> _Exercise details_
Please return every line of the records below that contains the word "lines".

===== Given data =====

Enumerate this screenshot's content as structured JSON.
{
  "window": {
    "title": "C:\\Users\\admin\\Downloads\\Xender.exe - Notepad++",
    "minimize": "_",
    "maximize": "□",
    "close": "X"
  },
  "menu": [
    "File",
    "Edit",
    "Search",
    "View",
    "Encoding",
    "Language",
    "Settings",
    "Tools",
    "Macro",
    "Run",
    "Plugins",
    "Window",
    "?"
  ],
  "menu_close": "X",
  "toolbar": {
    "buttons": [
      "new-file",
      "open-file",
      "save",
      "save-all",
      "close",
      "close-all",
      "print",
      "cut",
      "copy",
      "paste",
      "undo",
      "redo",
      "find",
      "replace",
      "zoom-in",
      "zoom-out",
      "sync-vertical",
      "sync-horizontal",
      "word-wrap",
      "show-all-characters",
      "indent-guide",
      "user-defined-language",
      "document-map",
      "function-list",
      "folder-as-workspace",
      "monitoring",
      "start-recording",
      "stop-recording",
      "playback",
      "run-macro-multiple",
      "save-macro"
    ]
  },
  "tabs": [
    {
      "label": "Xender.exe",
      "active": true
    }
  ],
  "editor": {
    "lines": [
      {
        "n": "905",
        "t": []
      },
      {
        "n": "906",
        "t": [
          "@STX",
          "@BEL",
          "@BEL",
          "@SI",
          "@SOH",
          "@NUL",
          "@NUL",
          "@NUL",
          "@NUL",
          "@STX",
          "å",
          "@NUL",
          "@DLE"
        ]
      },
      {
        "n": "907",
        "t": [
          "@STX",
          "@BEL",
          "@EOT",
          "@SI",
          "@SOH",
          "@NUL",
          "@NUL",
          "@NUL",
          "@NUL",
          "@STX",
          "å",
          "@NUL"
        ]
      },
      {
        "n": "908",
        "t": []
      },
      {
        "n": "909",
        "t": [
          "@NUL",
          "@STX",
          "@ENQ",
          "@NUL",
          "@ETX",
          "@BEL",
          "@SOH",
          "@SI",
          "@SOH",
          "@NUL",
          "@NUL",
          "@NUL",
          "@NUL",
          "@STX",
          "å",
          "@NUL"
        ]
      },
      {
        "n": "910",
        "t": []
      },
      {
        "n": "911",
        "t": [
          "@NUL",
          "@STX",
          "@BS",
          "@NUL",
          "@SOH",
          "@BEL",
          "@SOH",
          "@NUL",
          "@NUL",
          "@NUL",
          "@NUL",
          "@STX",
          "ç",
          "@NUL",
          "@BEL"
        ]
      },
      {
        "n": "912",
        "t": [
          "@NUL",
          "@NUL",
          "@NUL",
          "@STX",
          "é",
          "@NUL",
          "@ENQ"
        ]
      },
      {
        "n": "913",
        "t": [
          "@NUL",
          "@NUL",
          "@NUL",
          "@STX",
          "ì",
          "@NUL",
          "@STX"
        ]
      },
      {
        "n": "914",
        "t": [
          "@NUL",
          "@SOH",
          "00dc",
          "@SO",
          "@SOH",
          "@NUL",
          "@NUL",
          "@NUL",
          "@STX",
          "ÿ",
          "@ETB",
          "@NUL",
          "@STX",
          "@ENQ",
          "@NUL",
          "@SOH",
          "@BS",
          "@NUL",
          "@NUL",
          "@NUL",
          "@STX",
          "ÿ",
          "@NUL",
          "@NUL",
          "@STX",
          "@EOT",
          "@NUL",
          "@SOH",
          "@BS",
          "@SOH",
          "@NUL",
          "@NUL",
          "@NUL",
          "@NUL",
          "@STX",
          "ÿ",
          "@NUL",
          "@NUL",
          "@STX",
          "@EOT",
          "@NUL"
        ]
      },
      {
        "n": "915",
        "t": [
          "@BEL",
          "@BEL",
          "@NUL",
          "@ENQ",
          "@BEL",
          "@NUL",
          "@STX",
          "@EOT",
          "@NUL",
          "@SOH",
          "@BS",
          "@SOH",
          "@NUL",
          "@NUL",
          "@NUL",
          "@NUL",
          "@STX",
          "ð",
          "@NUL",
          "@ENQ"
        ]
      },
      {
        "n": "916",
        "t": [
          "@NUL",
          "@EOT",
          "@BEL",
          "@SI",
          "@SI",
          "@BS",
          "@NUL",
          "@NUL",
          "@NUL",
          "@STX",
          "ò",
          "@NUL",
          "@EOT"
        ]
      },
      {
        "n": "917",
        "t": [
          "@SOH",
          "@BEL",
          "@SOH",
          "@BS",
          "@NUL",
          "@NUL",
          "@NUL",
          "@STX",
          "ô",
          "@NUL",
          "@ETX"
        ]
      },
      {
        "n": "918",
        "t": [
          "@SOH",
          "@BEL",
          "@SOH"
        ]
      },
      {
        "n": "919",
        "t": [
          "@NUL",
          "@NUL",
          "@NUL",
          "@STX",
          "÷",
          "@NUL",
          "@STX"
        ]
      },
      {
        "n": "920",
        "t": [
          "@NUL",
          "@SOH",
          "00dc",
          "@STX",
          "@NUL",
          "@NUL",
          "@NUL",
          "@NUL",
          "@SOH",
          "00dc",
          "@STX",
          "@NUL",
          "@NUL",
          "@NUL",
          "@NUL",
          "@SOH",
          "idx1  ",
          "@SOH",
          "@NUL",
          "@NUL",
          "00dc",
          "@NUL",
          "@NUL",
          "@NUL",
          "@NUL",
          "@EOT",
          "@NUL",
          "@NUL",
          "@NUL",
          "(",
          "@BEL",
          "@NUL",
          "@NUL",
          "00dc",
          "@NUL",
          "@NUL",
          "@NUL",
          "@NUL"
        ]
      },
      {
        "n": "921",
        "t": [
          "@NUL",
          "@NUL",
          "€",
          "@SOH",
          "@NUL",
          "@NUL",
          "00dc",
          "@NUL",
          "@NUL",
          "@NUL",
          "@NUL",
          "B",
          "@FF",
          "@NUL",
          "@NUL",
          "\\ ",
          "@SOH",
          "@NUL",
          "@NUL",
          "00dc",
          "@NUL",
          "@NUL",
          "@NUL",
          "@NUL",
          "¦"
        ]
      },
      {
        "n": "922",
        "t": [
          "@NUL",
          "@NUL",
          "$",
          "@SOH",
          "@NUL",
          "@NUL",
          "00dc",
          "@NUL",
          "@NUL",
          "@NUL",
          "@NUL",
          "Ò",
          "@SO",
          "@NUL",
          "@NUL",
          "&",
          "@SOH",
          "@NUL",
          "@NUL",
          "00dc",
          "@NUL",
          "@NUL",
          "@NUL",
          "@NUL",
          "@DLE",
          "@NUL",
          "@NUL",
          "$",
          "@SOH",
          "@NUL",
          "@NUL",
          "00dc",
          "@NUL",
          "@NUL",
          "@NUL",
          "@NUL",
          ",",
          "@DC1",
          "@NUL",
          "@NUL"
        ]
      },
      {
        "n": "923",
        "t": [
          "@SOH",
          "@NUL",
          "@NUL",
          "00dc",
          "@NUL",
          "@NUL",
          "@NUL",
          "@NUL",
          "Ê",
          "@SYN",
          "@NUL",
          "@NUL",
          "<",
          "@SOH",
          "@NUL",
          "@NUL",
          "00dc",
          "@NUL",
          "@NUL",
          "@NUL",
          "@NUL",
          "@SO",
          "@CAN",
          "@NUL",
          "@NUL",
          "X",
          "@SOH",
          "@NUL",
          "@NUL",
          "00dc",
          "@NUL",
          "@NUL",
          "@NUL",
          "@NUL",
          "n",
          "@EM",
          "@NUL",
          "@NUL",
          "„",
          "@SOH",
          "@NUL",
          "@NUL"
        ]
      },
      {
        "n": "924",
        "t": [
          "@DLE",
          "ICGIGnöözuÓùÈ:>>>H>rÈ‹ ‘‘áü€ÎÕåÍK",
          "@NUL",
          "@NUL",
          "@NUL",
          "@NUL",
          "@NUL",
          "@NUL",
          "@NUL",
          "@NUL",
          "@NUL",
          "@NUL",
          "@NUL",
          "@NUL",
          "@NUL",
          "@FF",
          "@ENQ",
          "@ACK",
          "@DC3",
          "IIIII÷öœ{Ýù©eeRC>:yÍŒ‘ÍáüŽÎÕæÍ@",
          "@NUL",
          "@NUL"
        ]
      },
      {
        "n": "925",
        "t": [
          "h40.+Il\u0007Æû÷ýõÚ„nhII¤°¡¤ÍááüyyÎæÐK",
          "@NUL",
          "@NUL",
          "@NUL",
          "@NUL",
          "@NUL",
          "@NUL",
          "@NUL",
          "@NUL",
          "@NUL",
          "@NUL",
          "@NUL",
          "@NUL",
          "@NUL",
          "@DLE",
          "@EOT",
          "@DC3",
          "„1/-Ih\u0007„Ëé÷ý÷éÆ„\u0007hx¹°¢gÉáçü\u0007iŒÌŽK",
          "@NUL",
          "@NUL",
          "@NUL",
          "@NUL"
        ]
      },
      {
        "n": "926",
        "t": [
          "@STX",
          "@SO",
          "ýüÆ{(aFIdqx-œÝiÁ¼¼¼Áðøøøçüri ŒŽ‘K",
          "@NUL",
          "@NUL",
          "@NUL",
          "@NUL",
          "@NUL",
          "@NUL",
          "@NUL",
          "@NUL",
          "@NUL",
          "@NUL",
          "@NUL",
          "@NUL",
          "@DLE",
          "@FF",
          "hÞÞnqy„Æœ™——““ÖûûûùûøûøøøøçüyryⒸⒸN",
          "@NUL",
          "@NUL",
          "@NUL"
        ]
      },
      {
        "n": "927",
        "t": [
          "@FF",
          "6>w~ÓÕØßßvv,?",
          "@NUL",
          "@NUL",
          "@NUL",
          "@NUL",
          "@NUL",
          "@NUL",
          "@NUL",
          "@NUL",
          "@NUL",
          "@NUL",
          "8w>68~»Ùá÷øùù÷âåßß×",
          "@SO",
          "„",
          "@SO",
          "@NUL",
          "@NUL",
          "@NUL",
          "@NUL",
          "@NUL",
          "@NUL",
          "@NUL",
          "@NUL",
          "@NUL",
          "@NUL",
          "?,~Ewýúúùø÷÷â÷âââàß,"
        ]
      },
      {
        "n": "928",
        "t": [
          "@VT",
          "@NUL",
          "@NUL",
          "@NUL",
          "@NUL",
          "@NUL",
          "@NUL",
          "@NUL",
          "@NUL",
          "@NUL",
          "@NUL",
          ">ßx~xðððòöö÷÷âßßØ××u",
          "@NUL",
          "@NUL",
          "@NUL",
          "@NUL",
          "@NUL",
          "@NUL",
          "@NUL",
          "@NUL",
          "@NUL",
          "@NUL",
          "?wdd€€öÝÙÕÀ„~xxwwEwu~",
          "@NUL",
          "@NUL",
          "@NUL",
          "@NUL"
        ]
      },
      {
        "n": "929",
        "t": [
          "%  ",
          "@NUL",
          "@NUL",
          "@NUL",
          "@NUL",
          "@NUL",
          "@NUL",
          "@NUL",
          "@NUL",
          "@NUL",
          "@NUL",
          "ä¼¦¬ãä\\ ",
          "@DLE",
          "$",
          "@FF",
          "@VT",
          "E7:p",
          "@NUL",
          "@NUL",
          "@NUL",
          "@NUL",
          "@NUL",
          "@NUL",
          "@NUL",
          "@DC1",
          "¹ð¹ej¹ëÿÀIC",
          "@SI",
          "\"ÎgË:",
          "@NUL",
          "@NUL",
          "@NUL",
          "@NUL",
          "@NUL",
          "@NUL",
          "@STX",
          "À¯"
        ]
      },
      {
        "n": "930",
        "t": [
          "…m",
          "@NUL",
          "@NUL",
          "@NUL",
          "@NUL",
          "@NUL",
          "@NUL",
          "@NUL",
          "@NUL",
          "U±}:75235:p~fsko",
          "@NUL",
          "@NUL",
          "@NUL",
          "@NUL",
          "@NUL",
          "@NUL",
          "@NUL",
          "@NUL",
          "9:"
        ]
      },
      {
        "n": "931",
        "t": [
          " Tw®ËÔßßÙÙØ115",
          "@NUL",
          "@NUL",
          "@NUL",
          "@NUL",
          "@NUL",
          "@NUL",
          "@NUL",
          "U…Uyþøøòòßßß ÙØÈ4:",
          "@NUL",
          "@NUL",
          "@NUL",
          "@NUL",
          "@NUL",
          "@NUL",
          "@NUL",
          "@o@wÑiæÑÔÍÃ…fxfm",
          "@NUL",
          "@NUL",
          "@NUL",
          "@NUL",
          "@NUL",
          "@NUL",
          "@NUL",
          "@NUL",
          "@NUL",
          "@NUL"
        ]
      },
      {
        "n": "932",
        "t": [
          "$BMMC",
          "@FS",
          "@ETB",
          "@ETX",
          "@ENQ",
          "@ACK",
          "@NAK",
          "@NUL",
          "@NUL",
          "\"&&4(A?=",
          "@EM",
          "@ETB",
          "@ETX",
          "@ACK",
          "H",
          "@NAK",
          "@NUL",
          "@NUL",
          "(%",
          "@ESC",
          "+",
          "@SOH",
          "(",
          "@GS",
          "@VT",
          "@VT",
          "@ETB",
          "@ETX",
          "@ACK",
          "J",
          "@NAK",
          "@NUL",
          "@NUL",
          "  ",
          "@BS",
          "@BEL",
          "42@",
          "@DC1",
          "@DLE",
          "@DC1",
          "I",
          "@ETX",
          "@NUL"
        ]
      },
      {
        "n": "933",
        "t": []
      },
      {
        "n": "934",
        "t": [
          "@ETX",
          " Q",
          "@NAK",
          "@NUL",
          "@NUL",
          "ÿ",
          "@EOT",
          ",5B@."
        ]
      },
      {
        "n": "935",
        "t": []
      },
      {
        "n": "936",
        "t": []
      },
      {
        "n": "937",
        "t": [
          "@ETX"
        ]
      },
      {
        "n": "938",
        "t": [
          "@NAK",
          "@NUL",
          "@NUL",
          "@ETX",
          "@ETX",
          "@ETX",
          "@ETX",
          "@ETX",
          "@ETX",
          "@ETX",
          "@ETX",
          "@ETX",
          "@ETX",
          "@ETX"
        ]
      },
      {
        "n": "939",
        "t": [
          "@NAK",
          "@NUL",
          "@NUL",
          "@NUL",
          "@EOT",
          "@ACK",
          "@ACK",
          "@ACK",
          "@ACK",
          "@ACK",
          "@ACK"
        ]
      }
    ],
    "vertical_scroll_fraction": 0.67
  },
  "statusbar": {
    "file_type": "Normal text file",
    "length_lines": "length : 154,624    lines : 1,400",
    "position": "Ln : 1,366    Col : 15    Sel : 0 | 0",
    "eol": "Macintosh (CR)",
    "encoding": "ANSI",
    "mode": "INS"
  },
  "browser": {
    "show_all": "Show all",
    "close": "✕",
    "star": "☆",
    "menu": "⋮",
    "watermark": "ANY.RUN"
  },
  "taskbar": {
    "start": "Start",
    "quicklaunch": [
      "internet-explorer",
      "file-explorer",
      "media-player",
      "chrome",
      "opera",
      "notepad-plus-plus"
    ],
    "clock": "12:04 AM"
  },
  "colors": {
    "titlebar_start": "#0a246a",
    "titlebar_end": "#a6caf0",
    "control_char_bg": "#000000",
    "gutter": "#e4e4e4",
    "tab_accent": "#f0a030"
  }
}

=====

> _Result of this exercise_
    "lines": [
    "length_lines": "length : 154,624    lines : 1,400",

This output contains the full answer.